## EXERCISE MATERIALS
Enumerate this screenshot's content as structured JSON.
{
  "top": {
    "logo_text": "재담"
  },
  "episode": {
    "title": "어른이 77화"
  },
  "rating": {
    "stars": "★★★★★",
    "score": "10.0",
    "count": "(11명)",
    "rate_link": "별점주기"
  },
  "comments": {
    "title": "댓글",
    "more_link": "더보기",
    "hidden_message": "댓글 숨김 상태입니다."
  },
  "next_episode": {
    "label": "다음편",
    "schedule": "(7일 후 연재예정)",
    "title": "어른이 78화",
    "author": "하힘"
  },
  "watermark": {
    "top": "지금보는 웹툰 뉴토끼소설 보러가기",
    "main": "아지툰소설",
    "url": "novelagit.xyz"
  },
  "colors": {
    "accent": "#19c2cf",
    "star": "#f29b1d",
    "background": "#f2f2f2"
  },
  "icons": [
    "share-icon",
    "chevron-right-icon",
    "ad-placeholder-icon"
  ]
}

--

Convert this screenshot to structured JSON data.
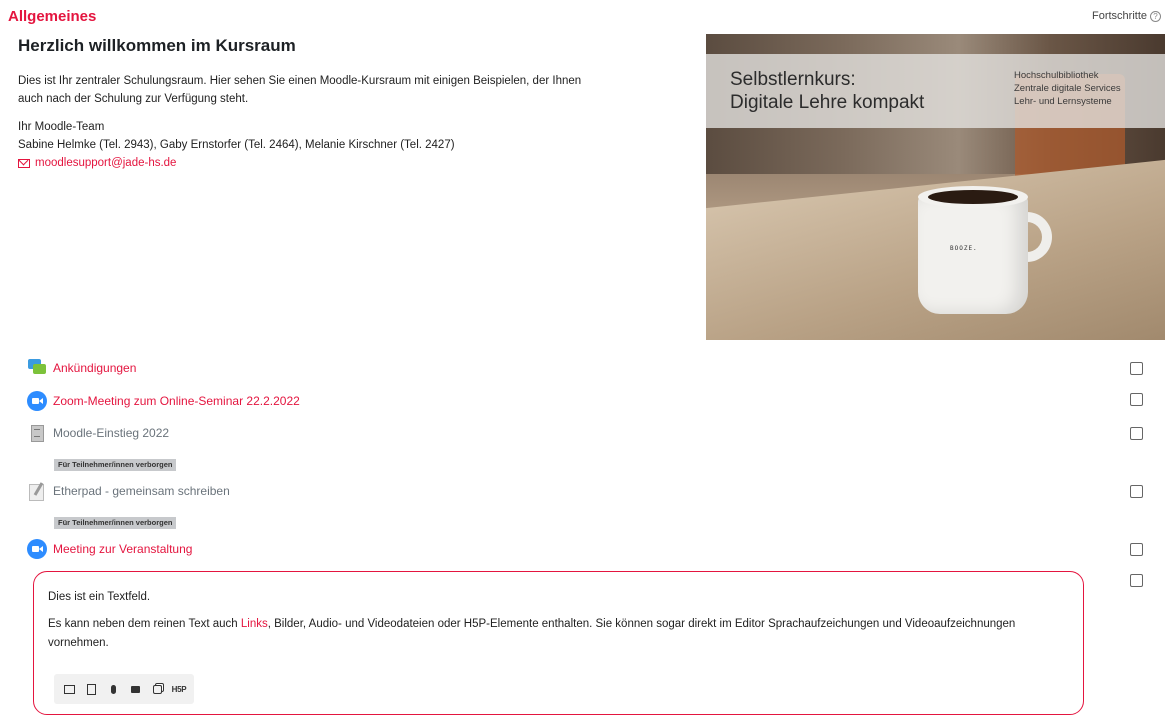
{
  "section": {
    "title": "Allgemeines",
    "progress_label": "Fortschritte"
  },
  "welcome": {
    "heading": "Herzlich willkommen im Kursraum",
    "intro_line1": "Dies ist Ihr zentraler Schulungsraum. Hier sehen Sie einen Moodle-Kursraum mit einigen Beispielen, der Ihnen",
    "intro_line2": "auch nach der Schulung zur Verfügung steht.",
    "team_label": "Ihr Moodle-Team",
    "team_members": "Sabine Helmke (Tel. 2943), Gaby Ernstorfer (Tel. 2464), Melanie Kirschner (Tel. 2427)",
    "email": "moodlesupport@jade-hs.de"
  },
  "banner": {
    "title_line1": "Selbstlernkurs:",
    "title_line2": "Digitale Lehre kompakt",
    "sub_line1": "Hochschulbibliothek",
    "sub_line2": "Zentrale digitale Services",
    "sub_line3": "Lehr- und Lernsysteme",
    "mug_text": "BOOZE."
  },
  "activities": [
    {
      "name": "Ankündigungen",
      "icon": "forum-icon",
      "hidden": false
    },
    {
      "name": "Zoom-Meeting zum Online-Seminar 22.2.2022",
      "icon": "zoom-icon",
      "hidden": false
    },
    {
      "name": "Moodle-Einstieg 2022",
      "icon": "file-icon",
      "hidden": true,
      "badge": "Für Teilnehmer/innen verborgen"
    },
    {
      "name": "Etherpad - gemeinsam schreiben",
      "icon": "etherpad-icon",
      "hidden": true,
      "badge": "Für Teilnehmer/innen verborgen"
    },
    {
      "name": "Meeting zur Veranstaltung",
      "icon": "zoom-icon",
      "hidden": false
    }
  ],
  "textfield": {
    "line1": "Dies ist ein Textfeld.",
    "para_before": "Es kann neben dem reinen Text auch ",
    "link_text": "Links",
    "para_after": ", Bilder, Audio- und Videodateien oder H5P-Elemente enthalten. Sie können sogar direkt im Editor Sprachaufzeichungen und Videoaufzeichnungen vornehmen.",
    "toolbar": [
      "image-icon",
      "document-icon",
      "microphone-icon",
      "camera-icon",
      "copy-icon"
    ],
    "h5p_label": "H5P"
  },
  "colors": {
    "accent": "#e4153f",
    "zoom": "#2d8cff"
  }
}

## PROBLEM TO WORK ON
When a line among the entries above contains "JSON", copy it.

## ANSWER SPACE
Enumerate this screenshot's content as structured JSON.
Convert this screenshot to structured JSON data.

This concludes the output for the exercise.